Updates from American Studies Alumni
From Karen Smith Beil, 1987 Durkin Prize Winner: I am grateful to be back at Georgetown at the Advancement Office, working remotely for the University from Chicago. I am responsible for scholarship fundraising, and ‘ve been participating in the University’s discussions on access and equity. I wrote my American Studies thesis on the Bryn Mawr Summer School for Working Women in Industry, and it is wonderful to recognize the threads of access and the transformative nature of education as resonant themes in my work and life. After Georgetown, I moved to Chicago, where I’ve had a long career in University Advancement, working for both the University of Chicago and Northwestern, before returning home to the Hilltop. I have three young daughters with my husband, Garrick Beil.
From Elizabeth Hughes, 1988 Durkin Prize Winner: My American Studies degree led me to graduate work in architectural history and a career in historic preservation. I currently serve as Maryland’s State Historic Preservation Officer, leading an agency responsible for identifying, protecting, and interpreting historic buildings, districts and landscapes as well as terrestrial and submerged archaeological resources. The elements of GU’s American Studies program that encouraged us to consider history through the lens of material culture opened the door to this very satisfying field of work. James Deetz’s In Small Things Forgotten, a key title in our American Studies coursework, is one of the texts that led me here. More important than books were those outstanding faculty advisors – Dean Cloke, Elizabeth McKeown, and Dorothy Brown among others – whose patient encouragement helped me to find my way.
From Stephanie Yuhl, 1988 Durkin Prize Winner: I am a Professor of History and the Director of Montserrat, the first-year living learning program at the College of the Holy Cross in Worcester, Mass. My American Studies major experience, both intellectual and personal, is the reason I decided to pursue a PhD in History. My GU training set the groundwork for my ability to enter into interdisciplinary, scholarly conversations about big questions of identity, power, and citizenship. Through American Studies, I developed strong mentoring relationships with several faculty members who had a significant impact on my formation. Today, I have the privilege of “passing it on” through teaching and mentoring critically-engaged undergraduates.

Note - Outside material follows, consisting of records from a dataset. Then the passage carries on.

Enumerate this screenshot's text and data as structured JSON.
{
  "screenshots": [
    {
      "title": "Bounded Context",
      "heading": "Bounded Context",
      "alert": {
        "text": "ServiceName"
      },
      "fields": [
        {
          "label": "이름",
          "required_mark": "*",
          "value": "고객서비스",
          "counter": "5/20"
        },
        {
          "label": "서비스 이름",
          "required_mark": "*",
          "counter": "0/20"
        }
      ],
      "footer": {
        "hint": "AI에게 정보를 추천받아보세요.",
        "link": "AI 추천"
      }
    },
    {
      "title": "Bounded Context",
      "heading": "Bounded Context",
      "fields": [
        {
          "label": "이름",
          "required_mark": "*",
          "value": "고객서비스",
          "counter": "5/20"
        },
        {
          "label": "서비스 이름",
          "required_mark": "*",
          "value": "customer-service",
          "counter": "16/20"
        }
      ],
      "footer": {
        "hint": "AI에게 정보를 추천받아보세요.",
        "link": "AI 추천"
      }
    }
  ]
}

(Photo courtesy of Stephanie Yuhl)
Note: We’re featuring Durkin Prize winners because we need your help. We have a complete list of Mita Prize winners, but our list of Durkin Prize winners is incomplete. If you won the award between 1978 and 1996, please email us!